### Entries shown
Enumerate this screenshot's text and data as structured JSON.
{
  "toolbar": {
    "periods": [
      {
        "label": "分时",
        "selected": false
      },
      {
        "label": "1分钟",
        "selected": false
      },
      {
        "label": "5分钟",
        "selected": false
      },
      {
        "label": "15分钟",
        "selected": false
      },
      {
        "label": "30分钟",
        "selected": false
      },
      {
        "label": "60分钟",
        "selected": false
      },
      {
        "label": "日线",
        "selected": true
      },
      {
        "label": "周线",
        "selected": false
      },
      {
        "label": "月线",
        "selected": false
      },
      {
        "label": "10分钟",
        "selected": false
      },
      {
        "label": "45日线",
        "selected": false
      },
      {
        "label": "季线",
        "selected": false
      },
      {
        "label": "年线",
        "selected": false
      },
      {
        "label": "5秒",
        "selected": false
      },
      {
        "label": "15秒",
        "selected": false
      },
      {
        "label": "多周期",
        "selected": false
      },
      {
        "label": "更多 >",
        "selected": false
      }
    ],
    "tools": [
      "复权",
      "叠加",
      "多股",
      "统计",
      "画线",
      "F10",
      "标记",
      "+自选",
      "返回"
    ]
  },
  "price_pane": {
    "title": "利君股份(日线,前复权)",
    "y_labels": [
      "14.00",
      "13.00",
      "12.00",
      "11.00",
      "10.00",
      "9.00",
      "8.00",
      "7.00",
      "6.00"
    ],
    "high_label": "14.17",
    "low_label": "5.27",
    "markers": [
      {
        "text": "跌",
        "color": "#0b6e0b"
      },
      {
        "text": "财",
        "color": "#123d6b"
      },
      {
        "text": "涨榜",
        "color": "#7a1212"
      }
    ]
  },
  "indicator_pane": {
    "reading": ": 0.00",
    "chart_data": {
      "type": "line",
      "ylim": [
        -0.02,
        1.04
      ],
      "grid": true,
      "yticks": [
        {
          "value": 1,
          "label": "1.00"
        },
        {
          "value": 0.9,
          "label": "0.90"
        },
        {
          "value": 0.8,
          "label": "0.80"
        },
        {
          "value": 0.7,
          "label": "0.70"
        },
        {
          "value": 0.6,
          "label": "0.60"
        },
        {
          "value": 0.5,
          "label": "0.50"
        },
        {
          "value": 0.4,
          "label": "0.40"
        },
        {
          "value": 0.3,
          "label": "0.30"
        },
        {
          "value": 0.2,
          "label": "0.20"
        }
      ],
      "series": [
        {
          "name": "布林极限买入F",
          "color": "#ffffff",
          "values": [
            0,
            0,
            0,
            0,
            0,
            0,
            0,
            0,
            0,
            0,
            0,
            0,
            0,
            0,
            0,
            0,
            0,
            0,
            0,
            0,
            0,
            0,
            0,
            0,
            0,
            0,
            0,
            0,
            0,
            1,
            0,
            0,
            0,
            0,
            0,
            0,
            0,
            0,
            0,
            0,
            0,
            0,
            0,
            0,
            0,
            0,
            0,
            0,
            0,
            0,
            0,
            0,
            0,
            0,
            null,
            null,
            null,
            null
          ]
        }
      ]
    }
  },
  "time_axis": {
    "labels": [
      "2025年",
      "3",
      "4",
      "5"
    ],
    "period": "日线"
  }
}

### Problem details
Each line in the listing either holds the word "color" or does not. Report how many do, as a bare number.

### Answer box
4